Reports of new COVID-19 cases reached a peak in mid-December, with 53,711 new cases reported in one day on Dec. 15, and a seven-day average of 43,900 going into the third week of the month. San Joaquin County’s 7-day average topped 810 daily cases going into the final week of December, with a single-day peak of 1,258 on Dec. 22.

Hospitals were at capacity statewide and in the county as well, with more than 21,000 COVID-19 patients hospitalized statewide, and more than 350 people hospitalized across San Joaquin County’s seven hospitals in the final week of December.

There were 2,292,568 COVID-19 infections reported in the state in 2020 and 25,971 deaths. In San Joaquin County there were 47,208 cases reported in 2020, most of them in the last six weeks of the year, and 651 deaths, with most of the deaths reported in the past 3 months.

• Contact the Tracy Press at tpnews@tracypress.com or 209-835-3030.

Recommended for you

(0) comments

Welcome to the discussion.

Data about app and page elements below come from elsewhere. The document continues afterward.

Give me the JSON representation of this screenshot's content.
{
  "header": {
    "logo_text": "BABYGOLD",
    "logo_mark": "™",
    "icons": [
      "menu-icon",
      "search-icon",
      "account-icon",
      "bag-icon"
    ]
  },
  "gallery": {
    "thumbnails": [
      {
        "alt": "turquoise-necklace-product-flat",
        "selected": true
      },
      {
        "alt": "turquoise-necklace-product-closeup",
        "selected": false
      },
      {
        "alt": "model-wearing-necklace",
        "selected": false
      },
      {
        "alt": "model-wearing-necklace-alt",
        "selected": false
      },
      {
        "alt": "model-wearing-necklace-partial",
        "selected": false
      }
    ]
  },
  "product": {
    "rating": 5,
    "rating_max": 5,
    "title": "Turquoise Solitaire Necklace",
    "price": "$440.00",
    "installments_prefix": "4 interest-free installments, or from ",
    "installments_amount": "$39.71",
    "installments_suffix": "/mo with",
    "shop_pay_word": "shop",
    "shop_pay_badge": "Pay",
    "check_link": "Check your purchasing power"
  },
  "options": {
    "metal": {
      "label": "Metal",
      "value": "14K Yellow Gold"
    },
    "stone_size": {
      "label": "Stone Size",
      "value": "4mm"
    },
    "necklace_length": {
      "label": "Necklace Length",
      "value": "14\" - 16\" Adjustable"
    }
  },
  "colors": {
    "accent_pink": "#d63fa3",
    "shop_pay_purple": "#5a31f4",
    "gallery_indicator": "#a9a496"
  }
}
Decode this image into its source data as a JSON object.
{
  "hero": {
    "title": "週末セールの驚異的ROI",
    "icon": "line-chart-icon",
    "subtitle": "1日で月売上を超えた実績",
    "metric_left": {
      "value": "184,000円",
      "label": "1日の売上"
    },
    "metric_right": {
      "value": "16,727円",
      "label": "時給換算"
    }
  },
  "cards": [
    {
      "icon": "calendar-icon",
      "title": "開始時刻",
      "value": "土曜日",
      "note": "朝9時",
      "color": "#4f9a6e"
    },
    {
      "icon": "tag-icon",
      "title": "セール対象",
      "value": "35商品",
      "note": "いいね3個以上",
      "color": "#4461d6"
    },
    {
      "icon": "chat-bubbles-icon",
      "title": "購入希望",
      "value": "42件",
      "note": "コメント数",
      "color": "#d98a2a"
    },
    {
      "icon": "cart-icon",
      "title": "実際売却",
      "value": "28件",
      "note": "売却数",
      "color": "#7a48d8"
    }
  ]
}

Keep it Clean. Please avoid obscene, vulgar, lewd, racist or sexually-oriented language.
PLEASE TURN OFF YOUR CAPS LOCK.
Don't Threaten. Threats of harming another person will not be tolerated.
Be Truthful. Don't knowingly lie about anyone or anything.
Be Nice. No racism, sexism or any sort of -ism that is degrading to another person.
Be Proactive. Use the 'Report' link on each comment to let us know of abusive posts.
Share with Us. We'd love to hear eyewitness accounts, the history behind an article.